PROBLEM STATEMENT: Among these entries, how many lines have the string "https" in them? Only the number is needed.

Source data:
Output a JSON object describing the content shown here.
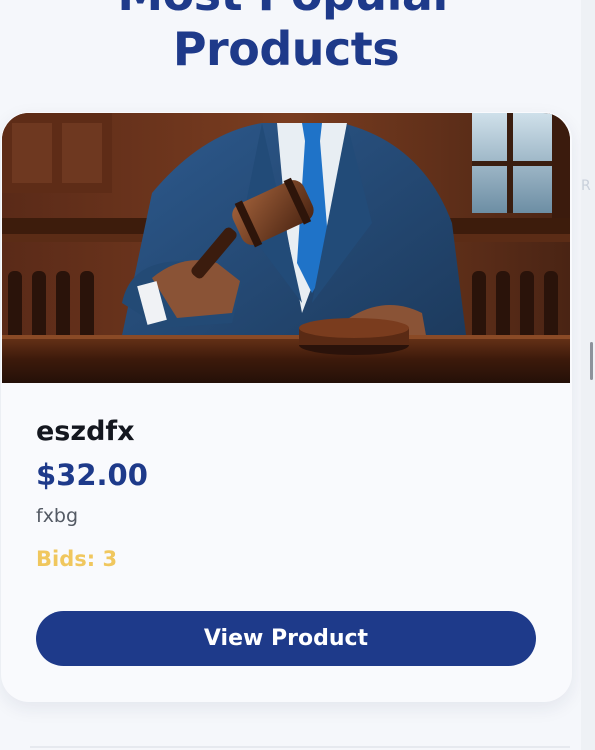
{
  "section": {
    "title_line1": "Most Popular",
    "title_line2": "Products"
  },
  "product": {
    "image_alt": "Judge holding a wooden gavel",
    "name": "eszdfx",
    "price": "$32.00",
    "description": "fxbg",
    "bids": "Bids: 3",
    "button_label": "View Product"
  },
  "side_peek_text": "R",
  "colors": {
    "brand_navy": "#1e3a8a",
    "bids_gold": "#f0c75e",
    "card_bg": "#f9fafd",
    "page_bg": "#f5f7fb"
  }
}
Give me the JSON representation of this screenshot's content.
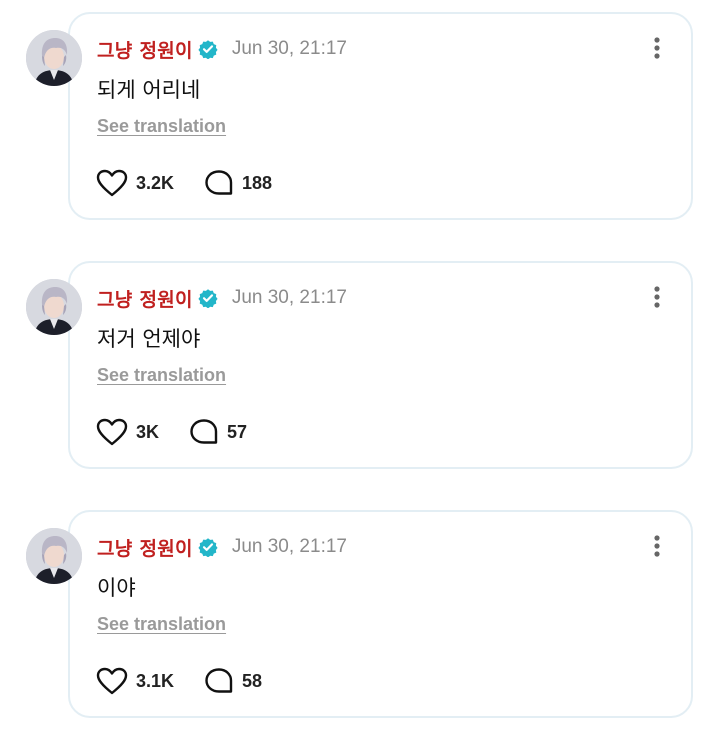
{
  "posts": [
    {
      "author": "그냥 정원이",
      "time": "Jun 30, 21:17",
      "text": "되게 어리네",
      "translate_label": "See translation",
      "likes": "3.2K",
      "comments": "188"
    },
    {
      "author": "그냥 정원이",
      "time": "Jun 30, 21:17",
      "text": "저거 언제야",
      "translate_label": "See translation",
      "likes": "3K",
      "comments": "57"
    },
    {
      "author": "그냥 정원이",
      "time": "Jun 30, 21:17",
      "text": "이야",
      "translate_label": "See translation",
      "likes": "3.1K",
      "comments": "58"
    }
  ],
  "colors": {
    "author": "#c0201f",
    "verified_badge": "#23b6c9",
    "timestamp": "#8b8b8b",
    "card_border": "#e3eef4",
    "translation_link": "#9a9a9a"
  },
  "icons": {
    "verified": "verified-badge-icon",
    "more": "more-vertical-icon",
    "like": "heart-icon",
    "comment": "comment-bubble-icon"
  }
}
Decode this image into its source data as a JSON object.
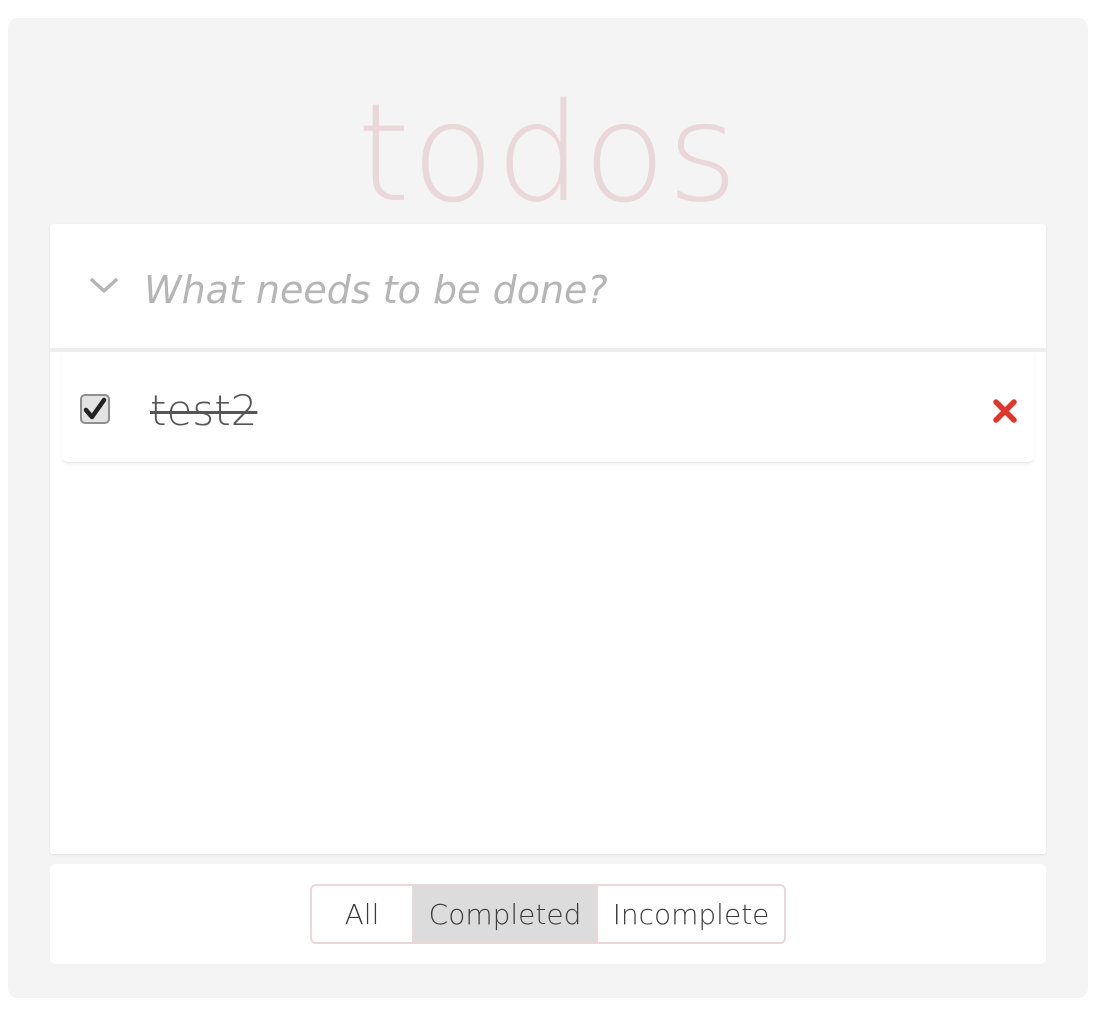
{
  "app": {
    "title": "todos"
  },
  "input": {
    "placeholder": "What needs to be done?",
    "value": "",
    "toggle_icon": "chevron-down-icon"
  },
  "todos": [
    {
      "label": "test2",
      "completed": true,
      "check_icon": "checkmark-icon",
      "delete_icon": "close-icon"
    }
  ],
  "filters": {
    "all_label": "All",
    "completed_label": "Completed",
    "incomplete_label": "Incomplete",
    "selected": "Completed"
  },
  "colors": {
    "title": "#ead7d9",
    "delete": "#e0352b",
    "selected_filter_bg": "#dcdcdc",
    "filter_border": "#ead7d9",
    "app_bg": "#f4f4f4"
  }
}
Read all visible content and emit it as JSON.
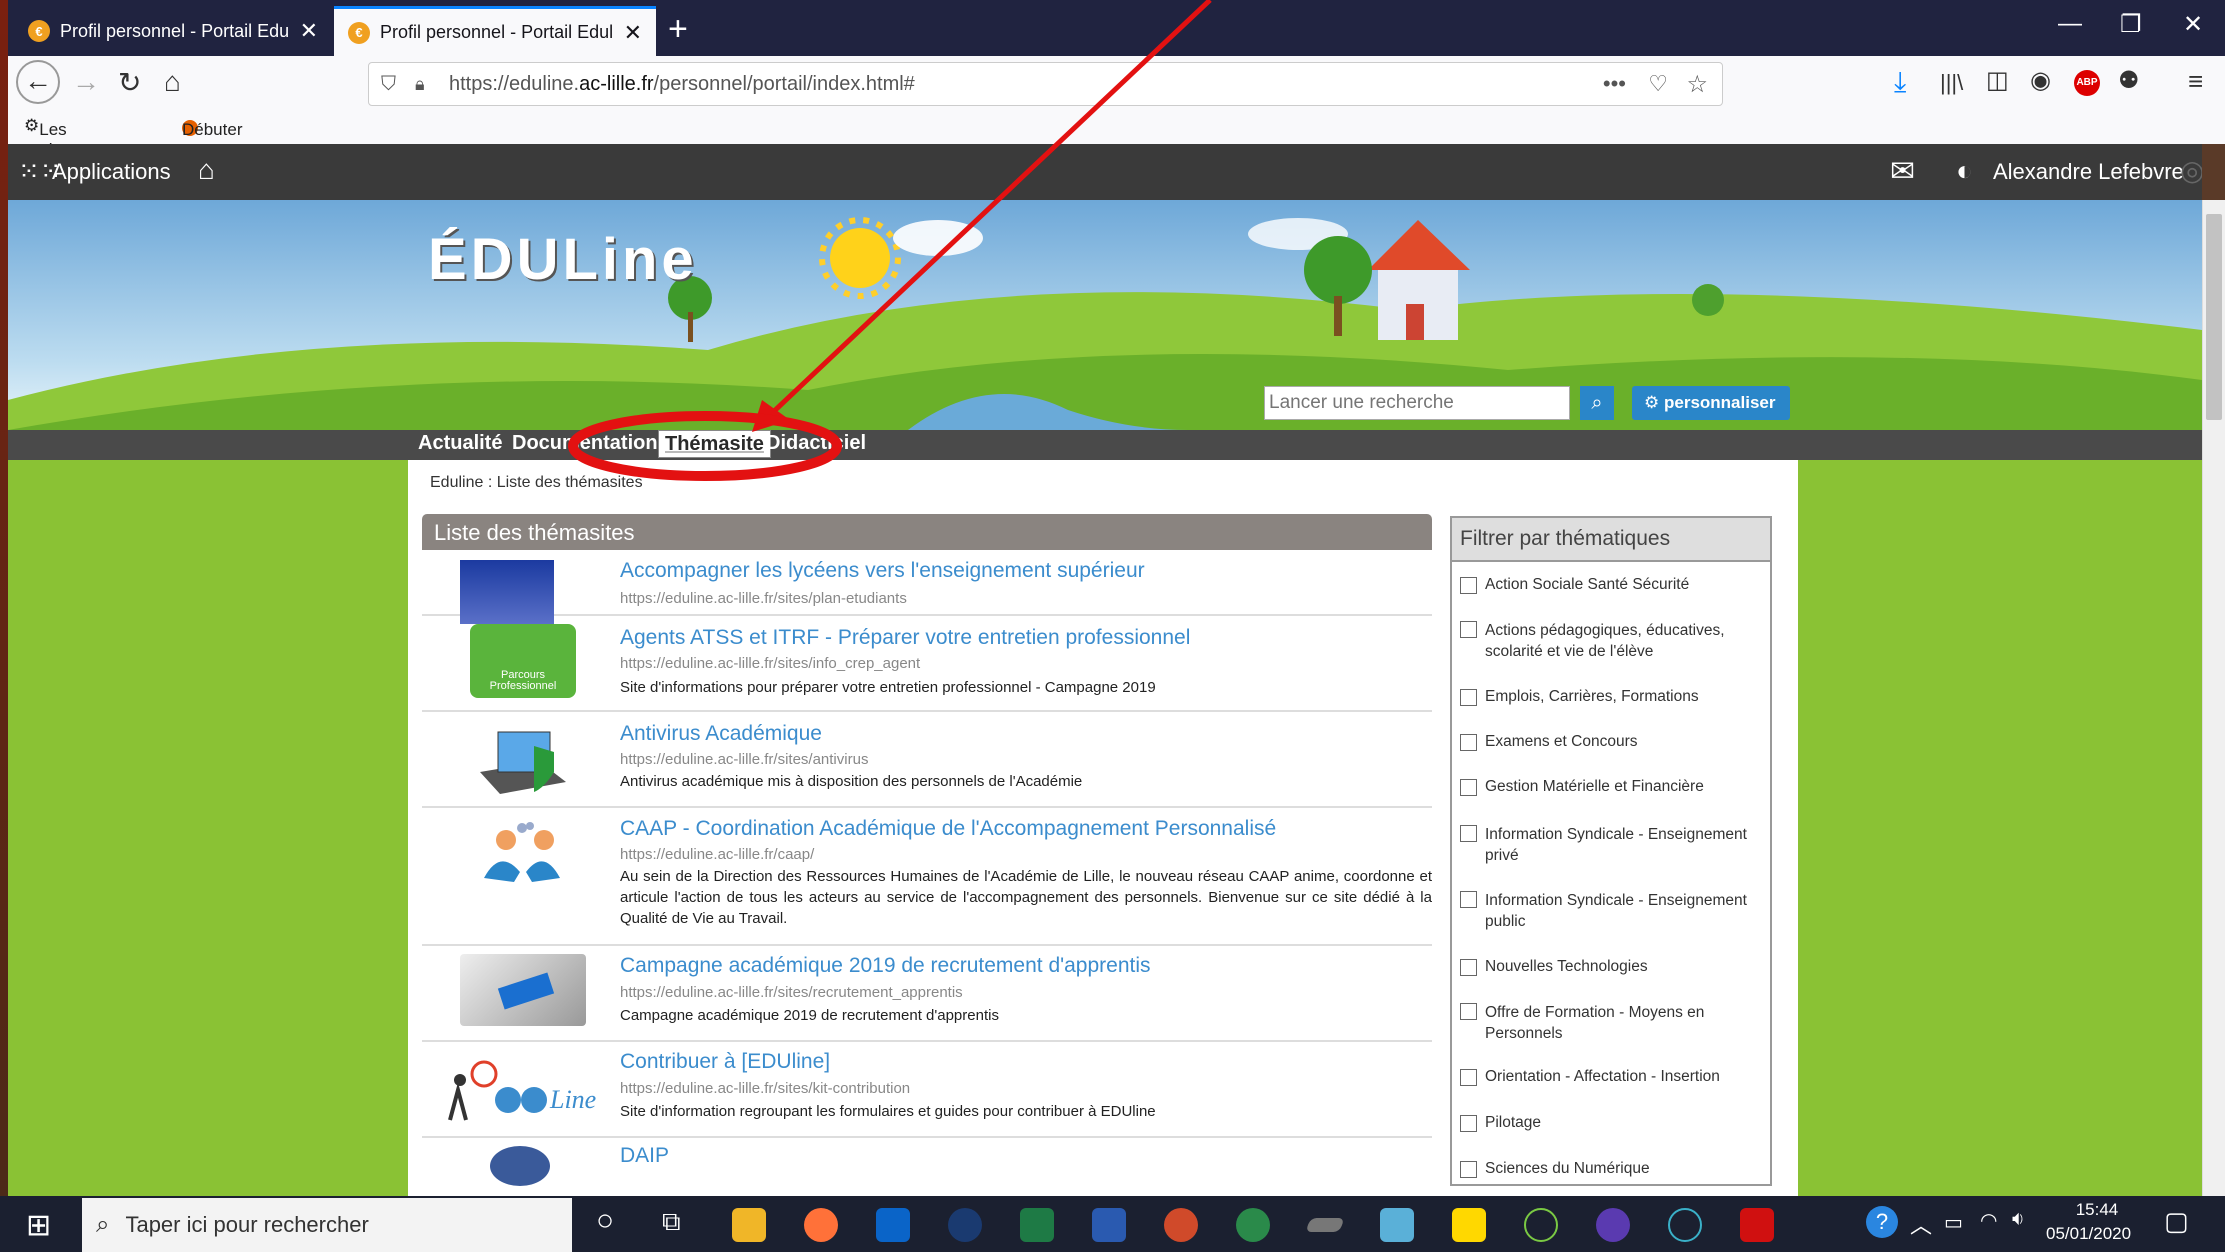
{
  "browser": {
    "tabs": [
      {
        "label": "Profil personnel - Portail Eduline"
      },
      {
        "label": "Profil personnel - Portail Eduline"
      }
    ],
    "url_prefix": "https://eduline.",
    "url_domain": "ac-lille.fr",
    "url_path": "/personnel/portail/index.html#",
    "bookmarks": [
      "Les plus visités",
      "Débuter avec Firefox"
    ]
  },
  "appbar": {
    "apps_label": "Applications",
    "user_name": "Alexandre Lefebvre"
  },
  "banner": {
    "logo_text": "ÉDULine",
    "search_placeholder": "Lancer une recherche",
    "personalize_label": "personnaliser"
  },
  "menu": [
    "Actualité",
    "Documentation",
    "Thémasite",
    "Didacticiel"
  ],
  "breadcrumb": "Eduline : Liste des thémasites",
  "list_title": "Liste des thémasites",
  "items": [
    {
      "title": "Accompagner les lycéens vers l'enseignement supérieur",
      "url": "https://eduline.ac-lille.fr/sites/plan-etudiants",
      "desc": ""
    },
    {
      "title": "Agents ATSS et ITRF - Préparer votre entretien professionnel",
      "url": "https://eduline.ac-lille.fr/sites/info_crep_agent",
      "desc": "Site d'informations pour préparer votre entretien professionnel - Campagne 2019",
      "thumb_text": "Parcours Professionnel"
    },
    {
      "title": "Antivirus Académique",
      "url": "https://eduline.ac-lille.fr/sites/antivirus",
      "desc": "Antivirus académique mis à disposition des personnels de l'Académie"
    },
    {
      "title": "CAAP - Coordination Académique de l'Accompagnement Personnalisé",
      "url": "https://eduline.ac-lille.fr/caap/",
      "desc": "Au sein de la Direction des Ressources Humaines de l'Académie de Lille, le nouveau réseau CAAP anime, coordonne et articule l'action de tous les acteurs au service de l'accompagnement des personnels. Bienvenue sur ce site dédié à la Qualité de Vie au Travail."
    },
    {
      "title": "Campagne académique 2019 de recrutement d'apprentis",
      "url": "https://eduline.ac-lille.fr/sites/recrutement_apprentis",
      "desc": "Campagne académique 2019 de recrutement d'apprentis"
    },
    {
      "title": "Contribuer à [EDUline]",
      "url": "https://eduline.ac-lille.fr/sites/kit-contribution",
      "desc": "Site d'information regroupant les formulaires et guides pour contribuer à EDUline"
    },
    {
      "title": "DAIP",
      "url": "",
      "desc": ""
    }
  ],
  "filter": {
    "title": "Filtrer par thématiques",
    "options": [
      "Action Sociale Santé Sécurité",
      "Actions pédagogiques, éducatives, scolarité et vie de l'élève",
      "Emplois, Carrières, Formations",
      "Examens et Concours",
      "Gestion Matérielle et Financière",
      "Information Syndicale - Enseignement privé",
      "Information Syndicale - Enseignement public",
      "Nouvelles Technologies",
      "Offre de Formation - Moyens en Personnels",
      "Orientation - Affectation - Insertion",
      "Pilotage",
      "Sciences du Numérique"
    ]
  },
  "taskbar": {
    "search_placeholder": "Taper ici pour rechercher",
    "time": "15:44",
    "date": "05/01/2020"
  },
  "colors": {
    "annotation_red": "#e31111",
    "link_blue": "#3b8ccd",
    "page_green": "#8ac234",
    "tab_dark": "#202340"
  }
}
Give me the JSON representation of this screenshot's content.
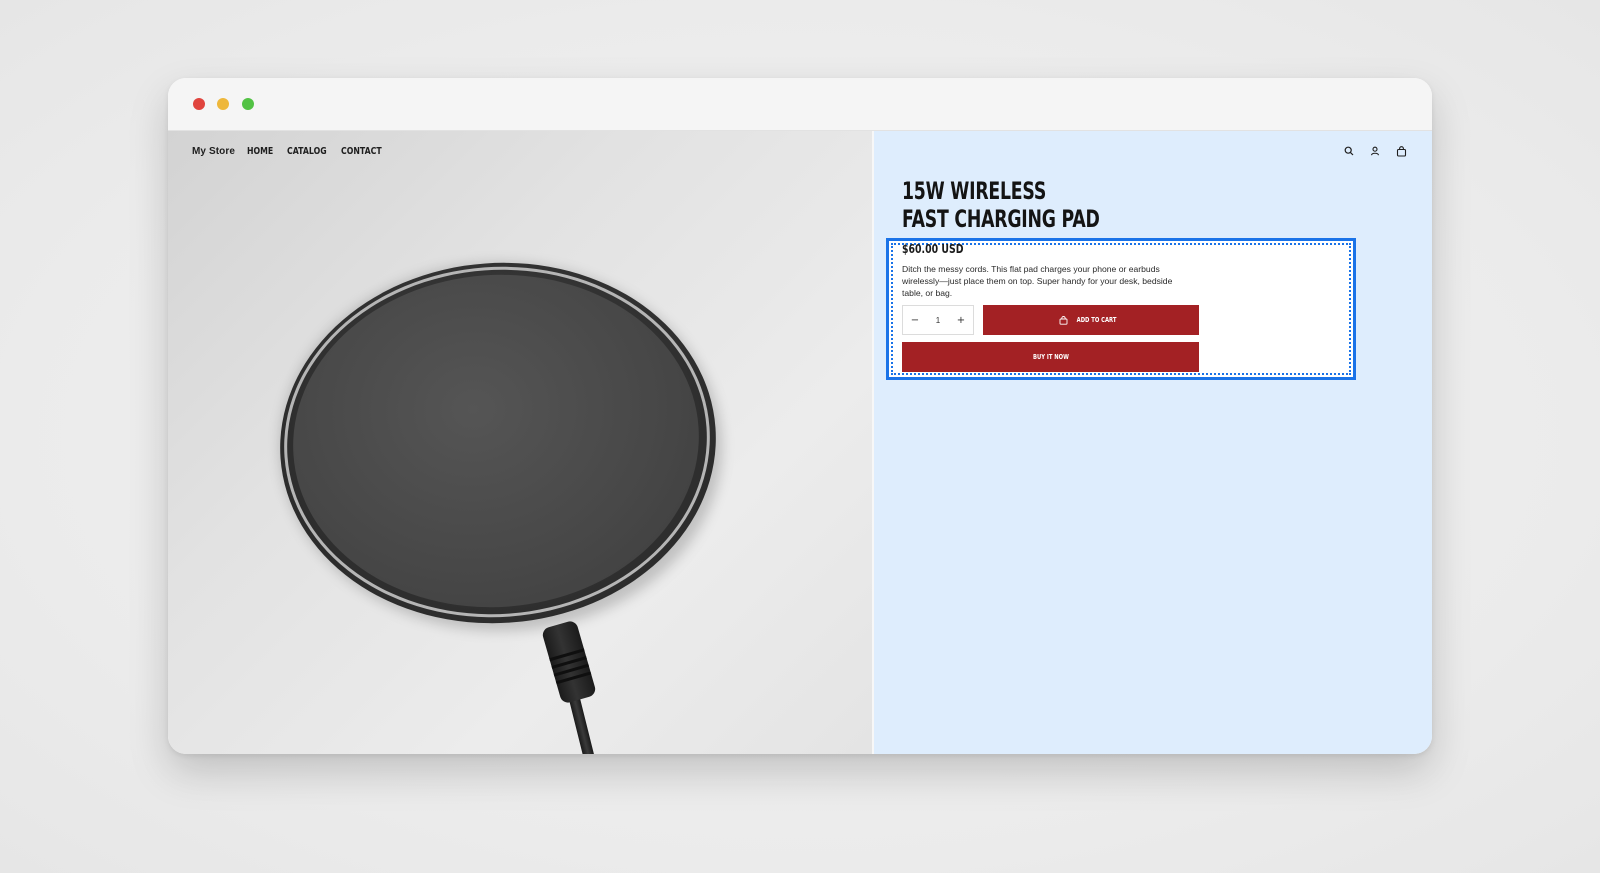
{
  "window": {
    "controls": [
      "close",
      "minimize",
      "maximize"
    ]
  },
  "nav": {
    "brand": "My Store",
    "links": [
      "HOME",
      "CATALOG",
      "CONTACT"
    ]
  },
  "header_icons": [
    "search-icon",
    "account-icon",
    "cart-icon"
  ],
  "product": {
    "title_line1": "15W WIRELESS",
    "title_line2": "FAST CHARGING PAD",
    "price": "$60.00 USD",
    "description": "Ditch the messy cords. This flat pad charges your phone or earbuds wirelessly—just place them on top. Super handy for your desk, bedside table, or bag.",
    "quantity": "1",
    "quantity_decrease": "−",
    "quantity_increase": "+",
    "add_to_cart_label": "ADD TO CART",
    "buy_now_label": "BUY IT NOW"
  },
  "colors": {
    "accent": "#a32124",
    "panel_background": "#deedfd",
    "selection_outline": "#1a73e8"
  }
}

RESULT: 7